- Fed chair says central bank would have scope to ease policy
- U.S. two-year note yield falls to lowest level in a month
Treasuries surged, with two-year note yields falling to the lowest level in a month, after Federal Reserve Chair Janet Yellen said caution in raising U.S. interest rates is “especially warranted" as the global economy presents heightened risks.
U.S. debt extended gains after Yellen made a case for running the economy hot in a speech to the Economic Club of New York, saying the central bank “would still have considerable scope” to ease policy if rates hit zero again. Treasuries had advanced earlier as crude-oil prices fell. A bond-market gauge of inflation expectations rose as investors bet on a faster pace of price increases.
“Yellen’s comments here are really setting the stage for a bid in the market,” said Sean Simko, who manages $8 billion at SEI Investments Co. in Oaks, Pennsylvania. “Her remarks were definitely more on the dovish side. You’re seeing increased concern about global risks.”
Yellen’s speech comes after policy makers this month left rates unchanged and pared forecasts for 2016 increases to two from four, citing risks posed by weaker global growth and financial-market volatility. The Fed is looking to tighten U.S. policy as central banks abroad maintain or increase stimulus. Officials including St. Louis Fed President James Bullard and Atlanta Fed President Dennis Lockhart last week said policy makers may raise rates as soon as their April 26-27 meeting as gauges of U.S. inflation and economic growth improve.

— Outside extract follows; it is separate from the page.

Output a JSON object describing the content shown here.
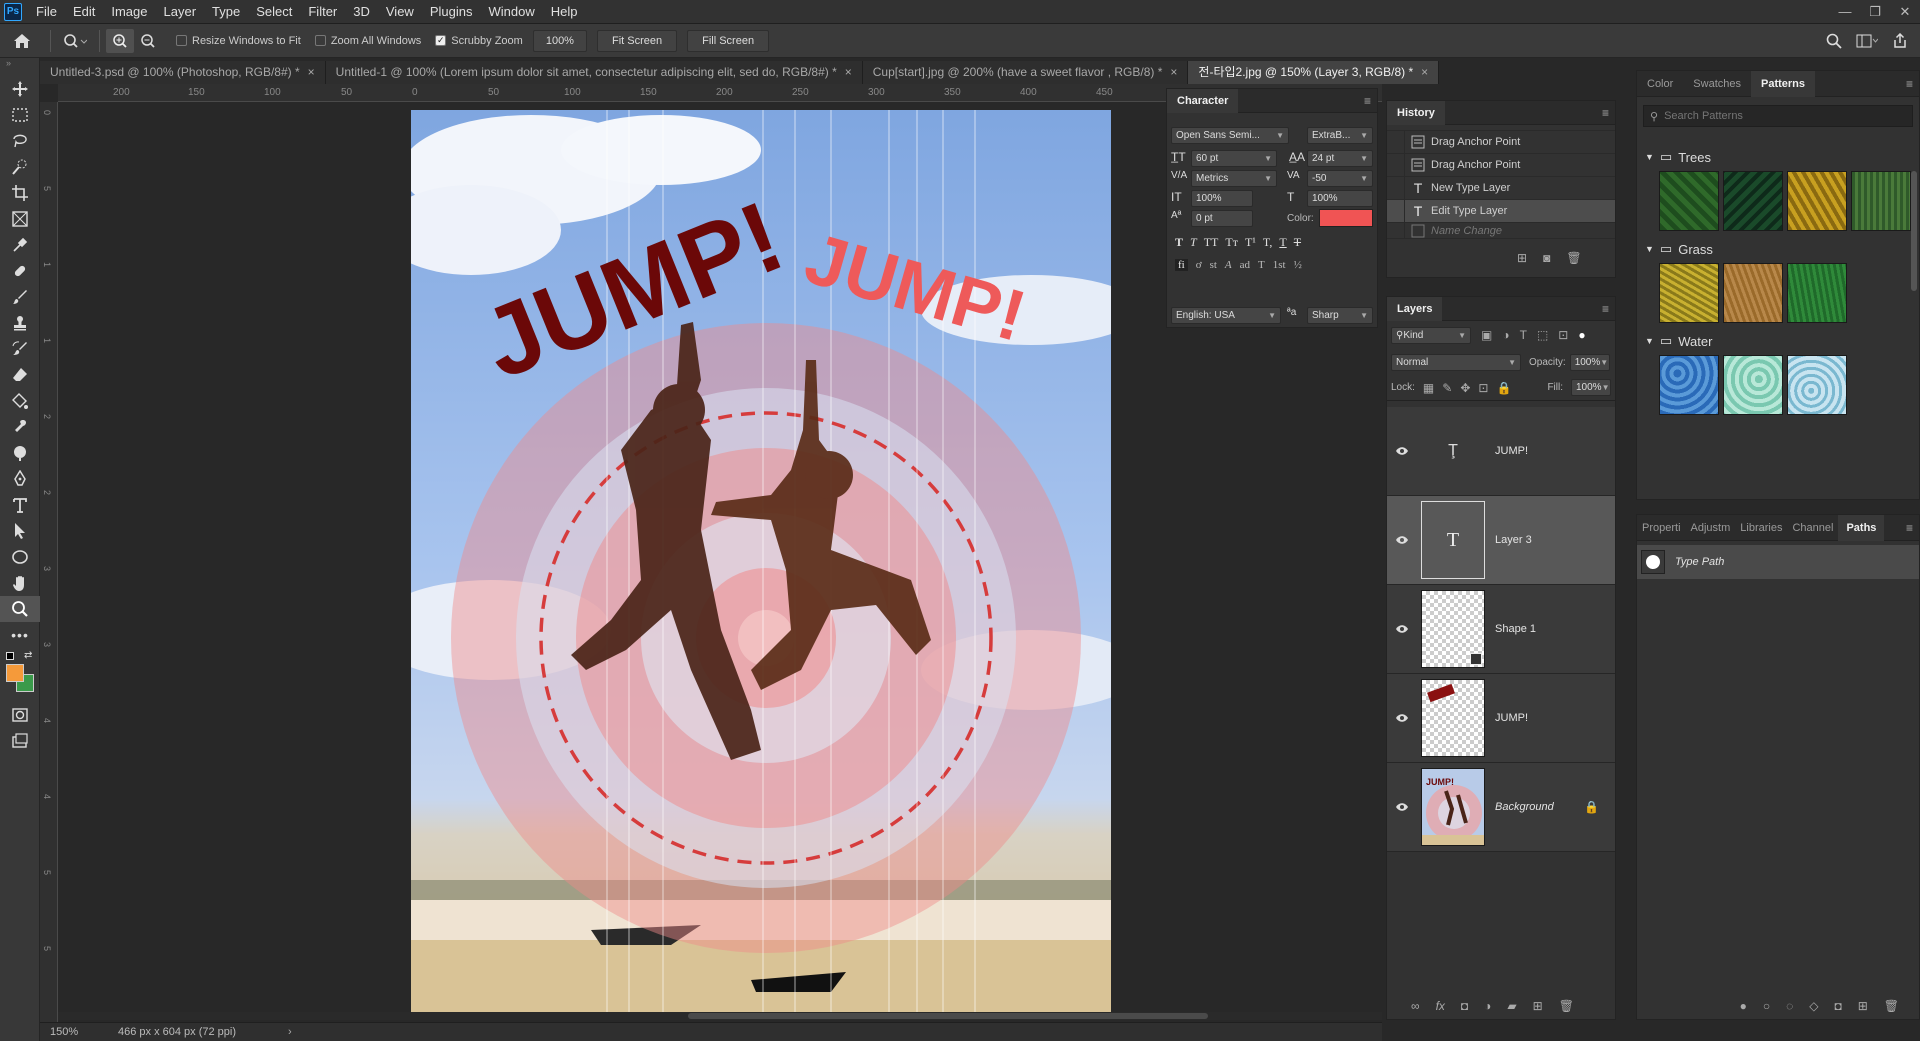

The yield on the two-year note, the security most sensitive to Fed policy, fell eight basis points, or 0.08 percentage point, to 0.78 percent as of 5 p.m. New York time, according to Bloomberg Bond Trader data, the lowest since Feb. 29. The 0.875 percent security due in March 2018 rose 6/32, or $1.88 per $1,000 face amount, to 100 6/32.
The U.S. 10-year note yield fell eight basis points to 1.80 percent.
The gap between yields on nominal 10-year notes and equivalent-maturity Treasury Inflation-Protected Securities, a bond-market gauge of expectations for consumer-price growth, climbed six basis points. It shows a 1.62 percent projected annual inflation rate over the next decade.
San Francisco Fed President John Williams said earlier Tuesday that the central bank will raise rates at a gradual pace.
Traders see a 26 percent chance the Fed will raise interest rates by June, down from a 38 percent probability assigned on Monday, according to futures data compiled by Bloomberg. The calculation assumes the effective fed funds rate will average 0.625 percent after the Fed’s next increase.
The U.S. sold $34 billion in five-year notes at a yield of 1.335 percent, the second of three note auctions this week totaling $88 billion. Primary dealers, who trade government securities with the central bank and are obligated to bid at Treasury auctions, bought 38.9 percent of the notes, the most at a sale of the securities since August.